**TASK TO COMPLETE**. Copy, from the entries below, each line where the word "copia" can be found.

**Items from a dataset**.

######

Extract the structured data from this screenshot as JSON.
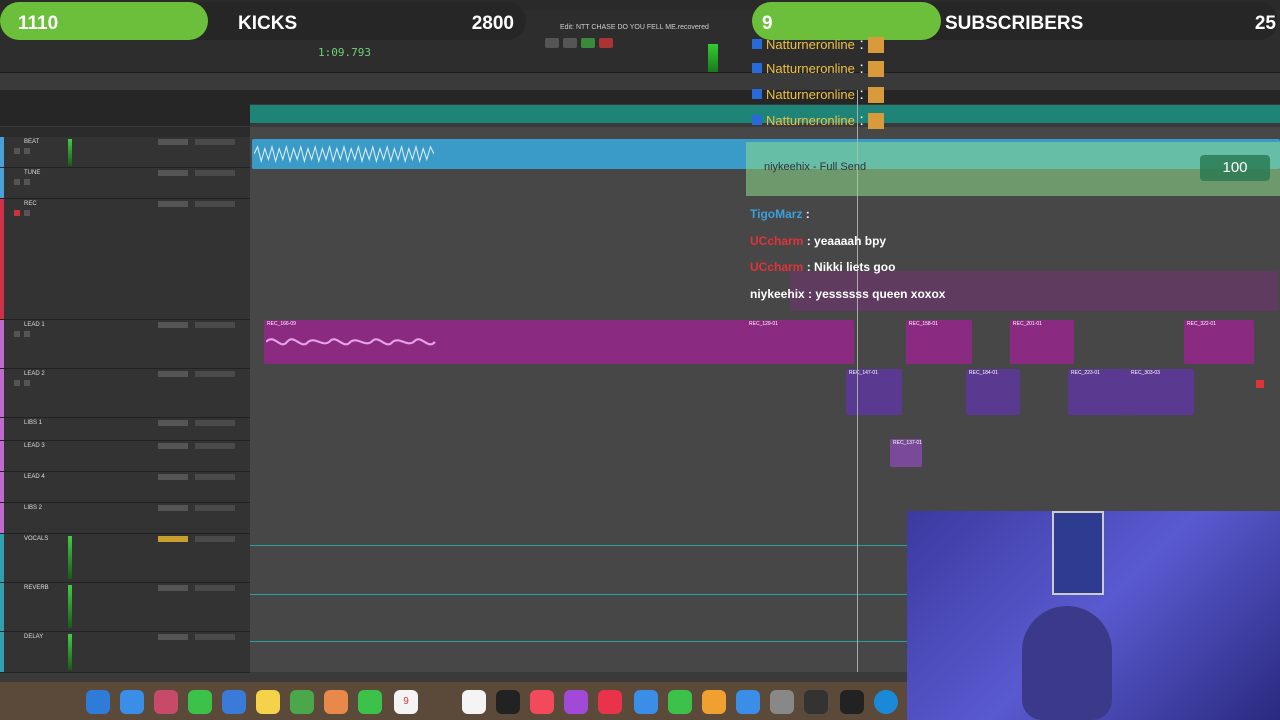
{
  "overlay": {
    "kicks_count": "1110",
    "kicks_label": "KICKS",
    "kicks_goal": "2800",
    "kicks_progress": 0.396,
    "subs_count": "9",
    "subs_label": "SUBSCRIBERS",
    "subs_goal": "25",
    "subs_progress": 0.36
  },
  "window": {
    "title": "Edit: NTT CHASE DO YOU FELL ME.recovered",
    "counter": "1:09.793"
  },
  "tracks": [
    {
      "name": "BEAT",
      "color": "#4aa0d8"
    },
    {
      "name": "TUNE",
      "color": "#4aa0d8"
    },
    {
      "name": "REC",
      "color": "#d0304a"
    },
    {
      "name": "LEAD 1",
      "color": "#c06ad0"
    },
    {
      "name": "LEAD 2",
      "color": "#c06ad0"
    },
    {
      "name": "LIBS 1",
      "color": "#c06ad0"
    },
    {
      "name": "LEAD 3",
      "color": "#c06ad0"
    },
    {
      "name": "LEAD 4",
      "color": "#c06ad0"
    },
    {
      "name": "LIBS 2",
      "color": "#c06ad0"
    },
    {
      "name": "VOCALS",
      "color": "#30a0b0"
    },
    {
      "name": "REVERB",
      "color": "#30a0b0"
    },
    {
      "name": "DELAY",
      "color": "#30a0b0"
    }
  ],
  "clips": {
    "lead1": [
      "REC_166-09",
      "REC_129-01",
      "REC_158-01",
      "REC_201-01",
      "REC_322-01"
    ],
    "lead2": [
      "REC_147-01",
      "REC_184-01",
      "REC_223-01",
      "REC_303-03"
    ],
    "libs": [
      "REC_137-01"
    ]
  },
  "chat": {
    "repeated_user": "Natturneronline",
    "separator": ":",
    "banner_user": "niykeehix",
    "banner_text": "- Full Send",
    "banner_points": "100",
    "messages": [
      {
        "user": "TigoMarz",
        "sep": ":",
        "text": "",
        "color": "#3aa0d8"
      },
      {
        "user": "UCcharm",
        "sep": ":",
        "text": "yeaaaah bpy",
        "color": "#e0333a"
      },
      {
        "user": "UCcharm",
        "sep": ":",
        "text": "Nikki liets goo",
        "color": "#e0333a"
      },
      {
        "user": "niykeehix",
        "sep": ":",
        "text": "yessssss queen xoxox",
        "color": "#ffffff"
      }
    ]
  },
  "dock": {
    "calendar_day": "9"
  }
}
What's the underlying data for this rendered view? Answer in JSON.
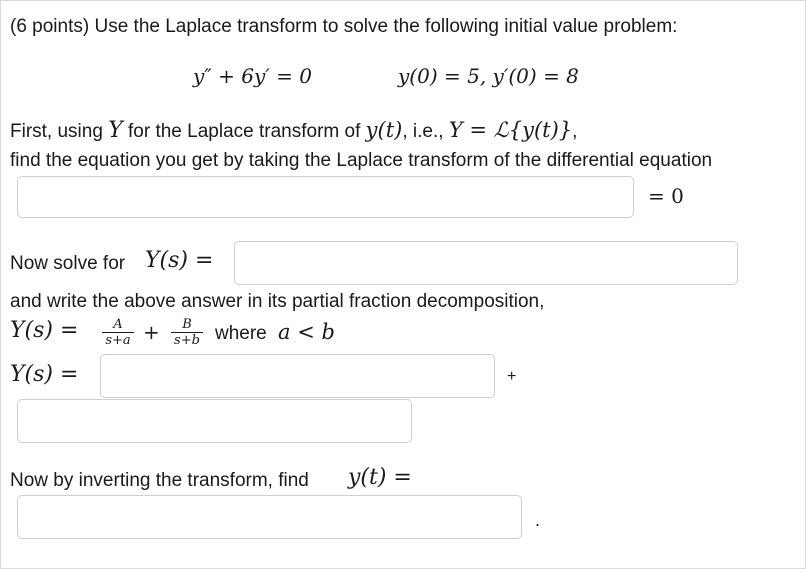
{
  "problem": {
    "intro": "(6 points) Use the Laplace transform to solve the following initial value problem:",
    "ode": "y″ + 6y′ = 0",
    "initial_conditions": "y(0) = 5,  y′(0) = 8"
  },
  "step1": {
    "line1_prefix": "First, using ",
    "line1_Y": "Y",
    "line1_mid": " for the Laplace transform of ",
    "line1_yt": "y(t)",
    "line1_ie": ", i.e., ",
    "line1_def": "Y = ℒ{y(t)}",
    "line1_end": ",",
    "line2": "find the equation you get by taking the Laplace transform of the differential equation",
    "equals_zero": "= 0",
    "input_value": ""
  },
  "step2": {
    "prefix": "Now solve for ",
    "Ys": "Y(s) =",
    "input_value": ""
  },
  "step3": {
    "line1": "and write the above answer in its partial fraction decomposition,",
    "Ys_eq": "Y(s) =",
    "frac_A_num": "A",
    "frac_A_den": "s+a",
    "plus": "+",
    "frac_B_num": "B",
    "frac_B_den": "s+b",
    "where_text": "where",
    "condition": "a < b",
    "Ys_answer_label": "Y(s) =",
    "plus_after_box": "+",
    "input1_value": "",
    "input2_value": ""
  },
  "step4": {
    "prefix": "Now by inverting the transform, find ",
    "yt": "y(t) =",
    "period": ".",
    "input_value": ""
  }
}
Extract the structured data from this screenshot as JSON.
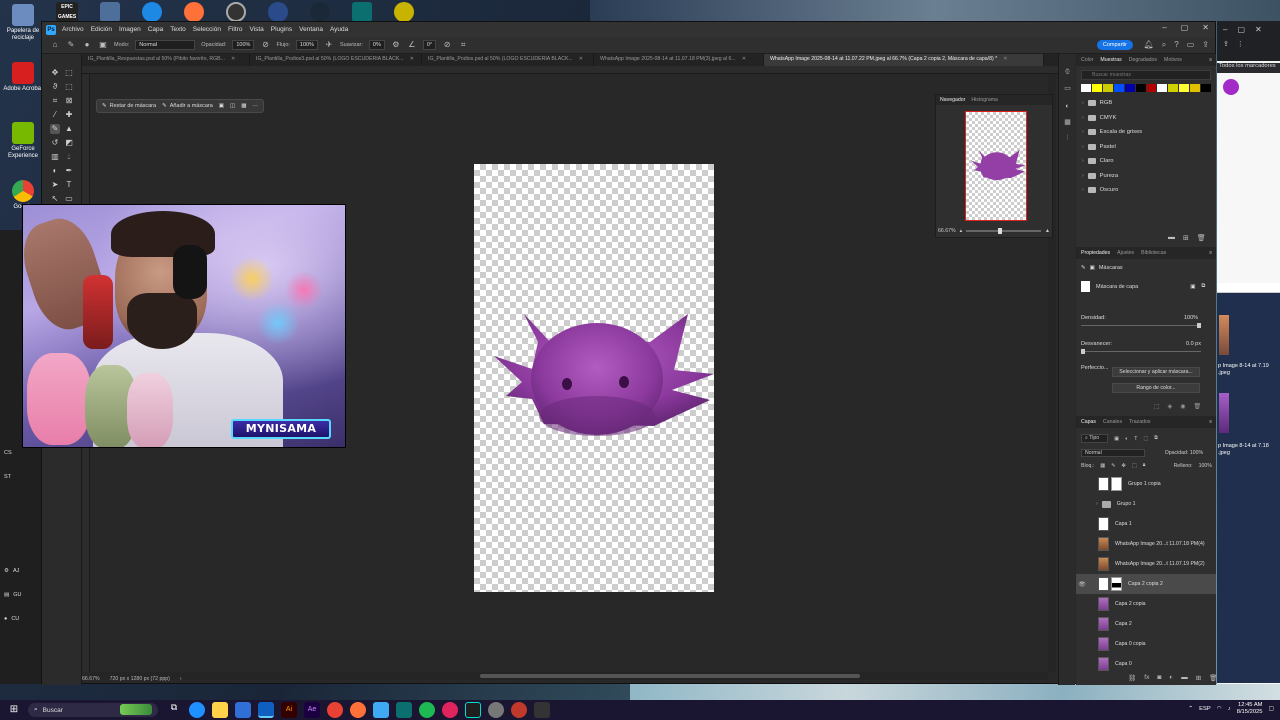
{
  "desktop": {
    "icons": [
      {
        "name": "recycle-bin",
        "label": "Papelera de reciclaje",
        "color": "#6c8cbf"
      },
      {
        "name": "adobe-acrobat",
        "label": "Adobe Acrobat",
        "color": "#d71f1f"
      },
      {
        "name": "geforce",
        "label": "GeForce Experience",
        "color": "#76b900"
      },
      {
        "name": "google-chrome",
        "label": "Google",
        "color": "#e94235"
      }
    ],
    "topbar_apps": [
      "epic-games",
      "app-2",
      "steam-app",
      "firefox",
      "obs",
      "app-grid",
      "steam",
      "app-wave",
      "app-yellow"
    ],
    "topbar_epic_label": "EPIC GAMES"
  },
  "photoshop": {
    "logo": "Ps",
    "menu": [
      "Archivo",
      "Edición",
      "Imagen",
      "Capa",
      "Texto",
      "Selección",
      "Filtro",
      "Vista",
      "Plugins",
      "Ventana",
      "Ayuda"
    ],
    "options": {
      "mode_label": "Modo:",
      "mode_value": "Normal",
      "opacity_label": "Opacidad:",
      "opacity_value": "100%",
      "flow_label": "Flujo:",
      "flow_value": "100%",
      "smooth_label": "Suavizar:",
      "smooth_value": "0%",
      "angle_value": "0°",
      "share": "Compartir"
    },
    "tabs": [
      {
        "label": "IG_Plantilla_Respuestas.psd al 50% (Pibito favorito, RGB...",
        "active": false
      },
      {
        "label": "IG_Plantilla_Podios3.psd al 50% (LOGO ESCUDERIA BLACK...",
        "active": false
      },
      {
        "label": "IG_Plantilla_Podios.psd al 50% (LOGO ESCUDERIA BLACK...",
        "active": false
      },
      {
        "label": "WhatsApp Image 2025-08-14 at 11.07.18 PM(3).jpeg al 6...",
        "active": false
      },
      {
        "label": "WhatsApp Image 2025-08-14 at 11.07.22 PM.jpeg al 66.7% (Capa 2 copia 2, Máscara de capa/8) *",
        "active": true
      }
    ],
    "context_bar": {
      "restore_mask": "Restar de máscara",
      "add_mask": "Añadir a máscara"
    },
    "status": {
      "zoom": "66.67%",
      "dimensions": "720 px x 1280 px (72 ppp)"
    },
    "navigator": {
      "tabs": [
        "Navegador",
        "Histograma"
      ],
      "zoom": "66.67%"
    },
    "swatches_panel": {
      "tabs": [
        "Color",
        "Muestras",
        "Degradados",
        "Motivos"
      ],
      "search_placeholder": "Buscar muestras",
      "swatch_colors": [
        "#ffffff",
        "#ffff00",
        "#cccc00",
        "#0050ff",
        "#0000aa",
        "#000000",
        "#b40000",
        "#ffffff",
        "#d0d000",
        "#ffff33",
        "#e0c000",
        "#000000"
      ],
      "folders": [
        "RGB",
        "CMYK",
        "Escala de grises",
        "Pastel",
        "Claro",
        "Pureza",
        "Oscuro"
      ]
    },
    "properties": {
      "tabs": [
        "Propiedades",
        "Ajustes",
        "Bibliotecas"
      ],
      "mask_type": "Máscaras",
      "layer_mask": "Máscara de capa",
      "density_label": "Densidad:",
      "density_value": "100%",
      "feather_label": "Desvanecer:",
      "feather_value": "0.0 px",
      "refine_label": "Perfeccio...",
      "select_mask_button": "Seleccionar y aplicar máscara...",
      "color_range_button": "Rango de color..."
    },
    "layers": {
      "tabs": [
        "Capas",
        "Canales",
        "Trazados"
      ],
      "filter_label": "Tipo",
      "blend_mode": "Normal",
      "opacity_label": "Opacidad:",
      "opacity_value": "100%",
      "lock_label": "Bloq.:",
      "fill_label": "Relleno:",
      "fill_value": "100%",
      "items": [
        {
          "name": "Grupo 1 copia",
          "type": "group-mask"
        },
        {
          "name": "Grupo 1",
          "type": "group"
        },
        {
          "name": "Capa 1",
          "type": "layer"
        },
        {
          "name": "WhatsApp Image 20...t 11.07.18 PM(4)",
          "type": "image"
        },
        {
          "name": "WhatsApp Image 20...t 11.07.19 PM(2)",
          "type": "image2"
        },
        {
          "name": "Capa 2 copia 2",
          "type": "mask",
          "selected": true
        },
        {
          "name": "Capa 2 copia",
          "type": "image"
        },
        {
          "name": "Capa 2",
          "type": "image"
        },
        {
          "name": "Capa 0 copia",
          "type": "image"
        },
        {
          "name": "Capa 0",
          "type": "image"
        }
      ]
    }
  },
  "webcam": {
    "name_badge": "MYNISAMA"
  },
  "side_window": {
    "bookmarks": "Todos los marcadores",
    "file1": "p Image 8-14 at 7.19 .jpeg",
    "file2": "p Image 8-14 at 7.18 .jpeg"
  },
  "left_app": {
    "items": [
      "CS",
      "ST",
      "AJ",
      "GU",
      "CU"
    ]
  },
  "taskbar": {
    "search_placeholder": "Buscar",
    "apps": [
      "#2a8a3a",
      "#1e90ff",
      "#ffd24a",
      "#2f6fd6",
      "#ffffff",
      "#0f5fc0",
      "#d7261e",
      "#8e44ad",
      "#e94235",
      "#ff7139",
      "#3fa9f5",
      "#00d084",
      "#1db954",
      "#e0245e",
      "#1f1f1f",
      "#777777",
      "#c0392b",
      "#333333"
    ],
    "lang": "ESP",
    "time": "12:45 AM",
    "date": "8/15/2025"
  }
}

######

**OUTPUT FOR THIS TASK**.
        "label": "WhatsApp Image 2025-08-14 at 11.07.22 PM.jpeg al 66.7% (Capa 2 copia 2, Máscara de capa/8) *",
          "name": "Grupo 1 copia",
          "name": "Capa 2 copia 2",
          "name": "Capa 2 copia",
          "name": "Capa 0 copia",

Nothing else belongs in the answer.